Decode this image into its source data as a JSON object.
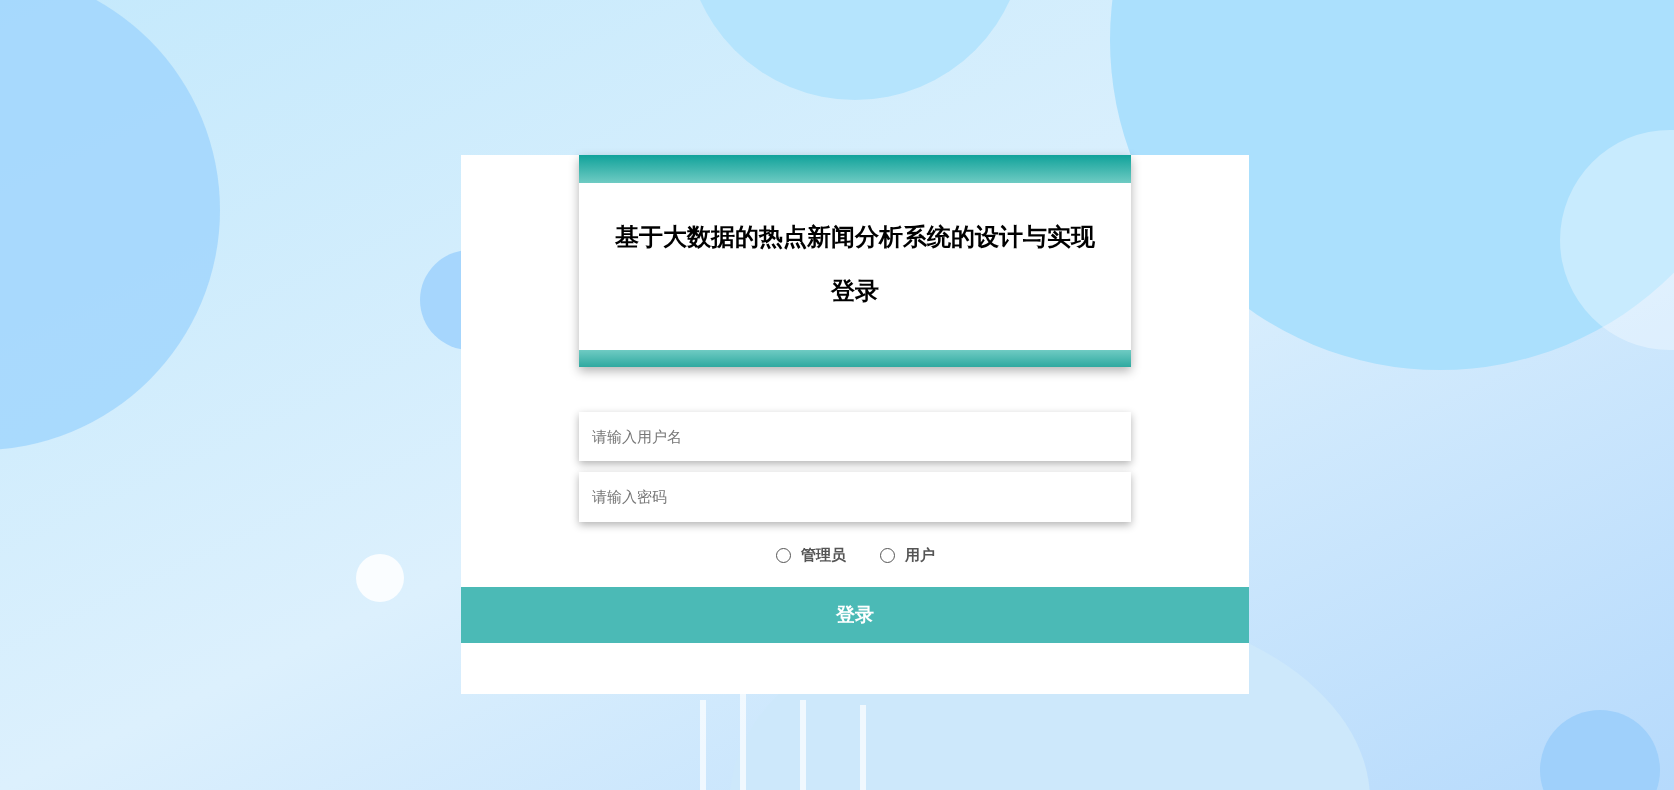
{
  "header": {
    "title": "基于大数据的热点新闻分析系统的设计与实现",
    "subtitle": "登录"
  },
  "fields": [
    {
      "placeholder": "请输入用户名"
    },
    {
      "placeholder": "请输入密码"
    }
  ],
  "roles": [
    {
      "label": "管理员",
      "selected": false
    },
    {
      "label": "用户",
      "selected": false
    }
  ],
  "login_button": "登录"
}
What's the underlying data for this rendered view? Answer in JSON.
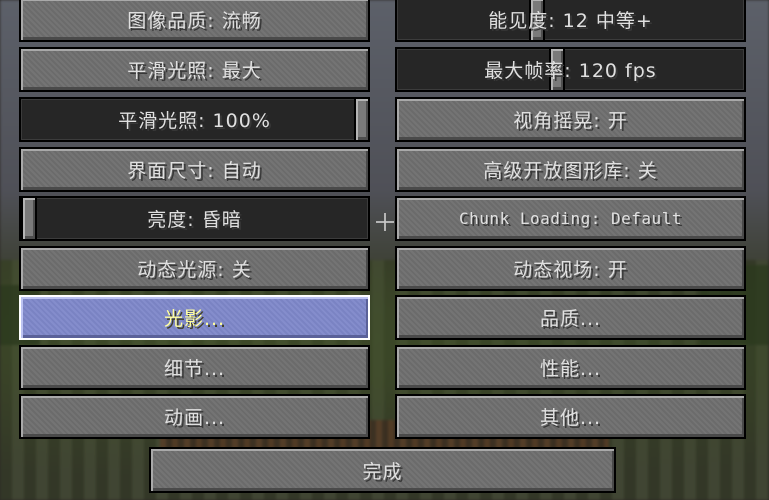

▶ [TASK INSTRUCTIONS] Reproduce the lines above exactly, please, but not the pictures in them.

▶ [FINISHED TASK]
Decode this image into its source data as a JSON object.
{
  "header": {
    "title": "基于大数据的热点新闻分析系统的设计与实现",
    "subtitle": "登录"
  },
  "fields": [
    {
      "placeholder": "请输入用户名"
    },
    {
      "placeholder": "请输入密码"
    }
  ],
  "roles": [
    {
      "label": "管理员",
      "selected": false
    },
    {
      "label": "用户",
      "selected": false
    }
  ],
  "login_button": "登录"
}
What's the underlying data for this rendered view? Answer in JSON.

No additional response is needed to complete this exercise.